— TO DO —
Pictures do not belong in the copy; quote every entry below exactly.

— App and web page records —
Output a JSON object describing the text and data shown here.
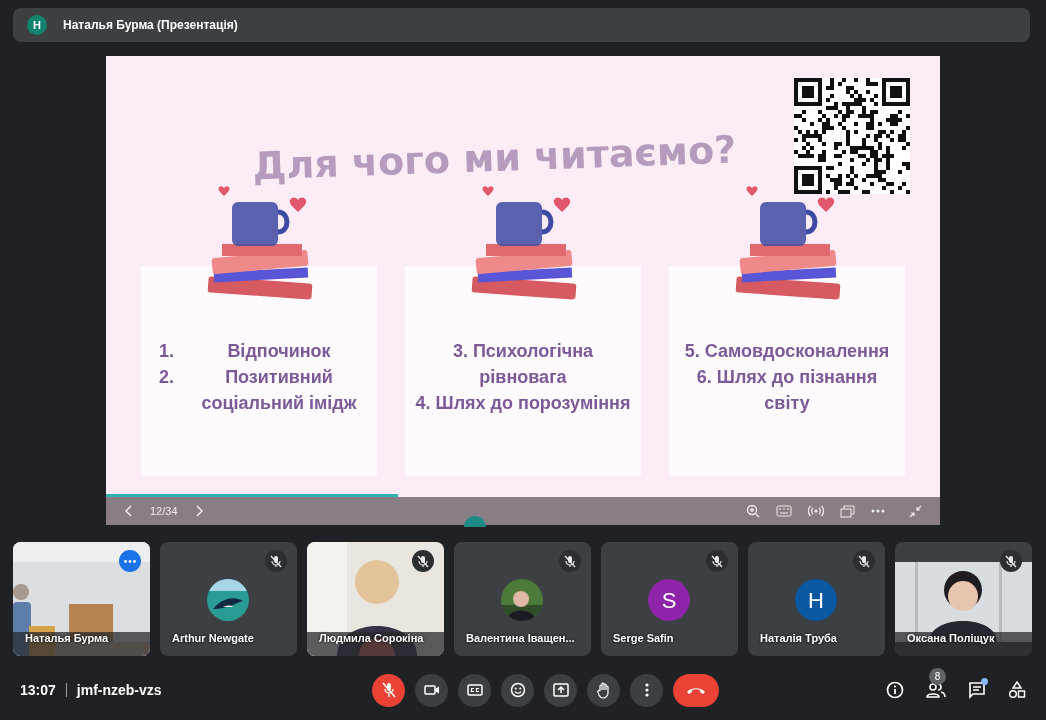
{
  "presentation_bar": {
    "avatar_letter": "Н",
    "title": "Наталья Бурма (Презентація)"
  },
  "slide": {
    "title": "Для чого ми читаємо?",
    "cards": [
      {
        "kind": "numbered",
        "items": [
          {
            "number": "1.",
            "text": "Відпочинок"
          },
          {
            "number": "2.",
            "text": "Позитивний соціальний імідж"
          }
        ]
      },
      {
        "kind": "plain",
        "items": [
          {
            "text": "3. Психологічна рівновага"
          },
          {
            "text": "4. Шлях до порозуміння"
          }
        ]
      },
      {
        "kind": "plain",
        "items": [
          {
            "text": "5. Самовдосконалення"
          },
          {
            "text": "6. Шлях до пізнання світу"
          }
        ]
      }
    ]
  },
  "slide_controls": {
    "page": "12/34",
    "level": 0.35
  },
  "participants": [
    {
      "name": "Наталья Бурма",
      "kind": "video",
      "selected": true,
      "muted": false
    },
    {
      "name": "Arthur Newgate",
      "kind": "photo_avatar",
      "selected": false,
      "muted": true
    },
    {
      "name": "Людмила Сорокіна",
      "kind": "video",
      "selected": false,
      "muted": true
    },
    {
      "name": "Валентина Іващен...",
      "kind": "photo_avatar",
      "selected": false,
      "muted": true
    },
    {
      "name": "Serge Safin",
      "kind": "letter",
      "letter": "S",
      "color": "#8e24aa",
      "selected": false,
      "muted": true
    },
    {
      "name": "Наталія Труба",
      "kind": "letter",
      "letter": "Н",
      "color": "#0b57a0",
      "selected": false,
      "muted": true
    },
    {
      "name": "Оксана Поліщук",
      "kind": "video",
      "selected": false,
      "muted": true
    }
  ],
  "toolbar": {
    "time": "13:07",
    "meeting_code": "jmf-nzeb-vzs",
    "mic_on": false,
    "people_count": "8",
    "chat_unread": true
  }
}
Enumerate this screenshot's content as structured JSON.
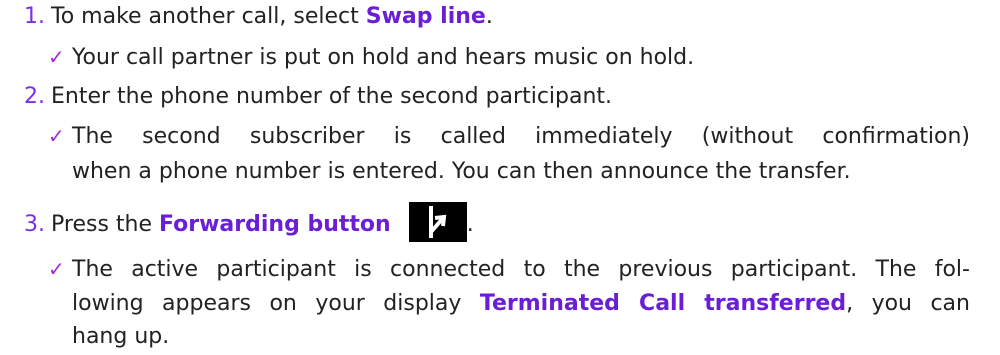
{
  "steps": [
    {
      "number": "1.",
      "text_before": "To make another call, select ",
      "bold": "Swap line",
      "text_after": ".",
      "result": "Your call partner is put on hold and hears music on hold."
    },
    {
      "number": "2.",
      "text": "Enter the phone number of the second participant.",
      "result_line1": "The second subscriber is called immediately (without confirmation)",
      "result_line2": "when a phone number is entered. You can then announce the transfer."
    },
    {
      "number": "3.",
      "text_before": "Press the ",
      "bold": "Forwarding button",
      "text_after": ".",
      "icon": "forward-arrow-icon",
      "result_line1": "The active participant is connected to the previous participant. The fol-",
      "result_line2_before": "lowing appears on your display ",
      "result_line2_bold": "Terminated Call transferred",
      "result_line2_after": ", you can",
      "result_line3": "hang up."
    }
  ],
  "check_symbol": "✓",
  "colors": {
    "accent": "#6a1fd6",
    "number": "#7a2ee6",
    "check": "#a02ad8",
    "text": "#222222"
  }
}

— RESULT OF THE EXERCISE —
Output a JSON object describing the text and data shown here.
{
  "presentation_bar": {
    "avatar_letter": "Н",
    "title": "Наталья Бурма (Презентація)"
  },
  "slide": {
    "title": "Для чого ми читаємо?",
    "cards": [
      {
        "kind": "numbered",
        "items": [
          {
            "number": "1.",
            "text": "Відпочинок"
          },
          {
            "number": "2.",
            "text": "Позитивний соціальний імідж"
          }
        ]
      },
      {
        "kind": "plain",
        "items": [
          {
            "text": "3. Психологічна рівновага"
          },
          {
            "text": "4. Шлях до порозуміння"
          }
        ]
      },
      {
        "kind": "plain",
        "items": [
          {
            "text": "5. Самовдосконалення"
          },
          {
            "text": "6. Шлях до пізнання світу"
          }
        ]
      }
    ]
  },
  "slide_controls": {
    "page": "12/34",
    "level": 0.35
  },
  "participants": [
    {
      "name": "Наталья Бурма",
      "kind": "video",
      "selected": true,
      "muted": false
    },
    {
      "name": "Arthur Newgate",
      "kind": "photo_avatar",
      "selected": false,
      "muted": true
    },
    {
      "name": "Людмила Сорокіна",
      "kind": "video",
      "selected": false,
      "muted": true
    },
    {
      "name": "Валентина Іващен...",
      "kind": "photo_avatar",
      "selected": false,
      "muted": true
    },
    {
      "name": "Serge Safin",
      "kind": "letter",
      "letter": "S",
      "color": "#8e24aa",
      "selected": false,
      "muted": true
    },
    {
      "name": "Наталія Труба",
      "kind": "letter",
      "letter": "Н",
      "color": "#0b57a0",
      "selected": false,
      "muted": true
    },
    {
      "name": "Оксана Поліщук",
      "kind": "video",
      "selected": false,
      "muted": true
    }
  ],
  "toolbar": {
    "time": "13:07",
    "meeting_code": "jmf-nzeb-vzs",
    "mic_on": false,
    "people_count": "8",
    "chat_unread": true
  }
}
Enumerate this screenshot's content as structured JSON.
{
  "steps": [
    {
      "number": "1.",
      "text_before": "To make another call, select ",
      "bold": "Swap line",
      "text_after": ".",
      "result": "Your call partner is put on hold and hears music on hold."
    },
    {
      "number": "2.",
      "text": "Enter the phone number of the second participant.",
      "result_line1": "The second subscriber is called immediately (without confirmation)",
      "result_line2": "when a phone number is entered. You can then announce the transfer."
    },
    {
      "number": "3.",
      "text_before": "Press the ",
      "bold": "Forwarding button",
      "text_after": ".",
      "icon": "forward-arrow-icon",
      "result_line1": "The active participant is connected to the previous participant. The fol-",
      "result_line2_before": "lowing appears on your display ",
      "result_line2_bold": "Terminated Call transferred",
      "result_line2_after": ", you can",
      "result_line3": "hang up."
    }
  ],
  "check_symbol": "✓",
  "colors": {
    "accent": "#6a1fd6",
    "number": "#7a2ee6",
    "check": "#a02ad8",
    "text": "#222222"
  }
}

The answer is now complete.